11 June 2011 | secondtake
an almost brilliant idea, almost amazing performance, and an almost terrific film
Cold Souls (2009)
This is a concept movie, in a way, though the concept--that you can have your soul extracted and stored in a jar so that you can live without its weight--is actually a bit thin after awhile. What drives it is not something actually heavy or surreal, about having and trading real souls, but more the idea that your soul also affects, very slightly, your personality, or your talent. So really what happens is people begin to trade or borrow souls, and they acquire a little bit of the owner's qualities. And that carries along a few consequences. naturally.
Everything is presented in a deadpan comic way. The souls stored in their foot long glass jars vary greatly, some looking like creative sculptures and others like, well, a jelly bean. Or in the case of our hero, Paul Giamatti, a garbanzo bean. (The Russian half of the cast says in joyful astonishment, "a chick pea!")
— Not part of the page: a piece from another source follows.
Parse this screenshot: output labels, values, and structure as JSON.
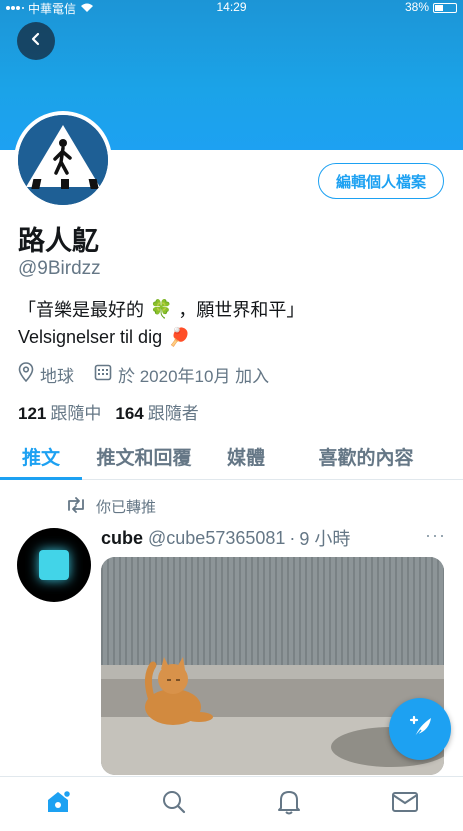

Giamatti is not my favorite actor but all my friends think he's terrific and I like the type he plays, a schlumpy everyman with Homer Simpson eyes. And Giamatti, who plays a character named Paul Giamatti, makes this movie. It isn't a tour de force, an Al Pacino or Cate Blanchett jaw-dropper, though I think it's meant to be (he even has roles within roles, with his character rehearsing a stage play). To some extent his willingness to succumb to the movie's simple, clever plot is one of its charms.
There are echoes of the absurd and the playful of two earlier (and better) movies, the incredibly inventive "Being John Malkovich" and the cinematically engrossing "Eternal Sunshine of the Spotless Mind." Both of those are written by the astonishing Charlie Kaufman. Here the writer Sophie Barthes is working almost solo since she is also directing, and if it's solid it's also short of its potential, which unfortunately is so obvious. It's a great idea. And a rather good movie.